Major League Leaders, As of August 21, 1931
|Babe Ruth||Yankees||35||Al Simmons||Athletics||0.385|
|Lou Gehrig||Yankees||34||Babe Ruth||Yankees||0.375|
|Chuck Klein||Phillies||29||.||Spud Davis||Phillies||0.354|
|Earl Averill||Indians||27||Ed Morgan||Indians||0.352|
|Mel Ott||Giants||23||Bill Terry||Giants||0.346|
|Jimmie Foxx||Athletics||21||Chuck Klein||Phillies||0.344|
Source: Associated Press, August 22, 1931
Even though the public and media seemed to be preoccupied by the Babe’s other exploits, the moment was not lost on the man himself. In a rare gesture for the time, Ruth reportedly located the youngster who retrieved the ball, which was hit over the bleachers and onto Grand Boulevard, and gave him $10 along with an autographed ball in exchange for the memento. Young Tony Gallico probably never imagined how much that autographed ball would someday be worth, but the $10 (which during the Great Depression was about the average weekly salary of those lucky enough to have a job) probably sure came in handy.

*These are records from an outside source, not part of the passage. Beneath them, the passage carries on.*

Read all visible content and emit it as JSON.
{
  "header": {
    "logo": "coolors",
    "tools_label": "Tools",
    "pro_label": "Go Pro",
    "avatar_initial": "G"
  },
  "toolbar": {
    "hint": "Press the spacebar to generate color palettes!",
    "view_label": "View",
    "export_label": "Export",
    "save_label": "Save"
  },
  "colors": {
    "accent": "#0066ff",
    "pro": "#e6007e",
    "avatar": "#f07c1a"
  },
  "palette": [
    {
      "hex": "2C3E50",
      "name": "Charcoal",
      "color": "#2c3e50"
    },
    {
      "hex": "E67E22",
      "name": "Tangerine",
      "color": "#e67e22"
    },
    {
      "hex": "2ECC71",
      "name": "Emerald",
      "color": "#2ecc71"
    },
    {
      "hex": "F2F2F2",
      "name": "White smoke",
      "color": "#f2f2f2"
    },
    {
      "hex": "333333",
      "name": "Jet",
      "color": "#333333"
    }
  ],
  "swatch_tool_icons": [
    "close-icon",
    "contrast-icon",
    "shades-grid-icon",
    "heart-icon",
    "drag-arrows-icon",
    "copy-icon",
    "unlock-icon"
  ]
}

In one final bow to the past, Alex Rodriguez’ 600th home run ball was retrieved by Stadium security guard Frankie Babilonia, who scooped up the trophy from underneath the netting just in front of Babe Ruth’s moment. Despite being required to turn over the souvenir, Babilonia was presented with a bat autographed by Alex Rodriguez. Apparently, the worth of a milestone has gone down. Either that or someone owes Mr. Babilonia ten dollars.
HR Leader Board After 1931 Season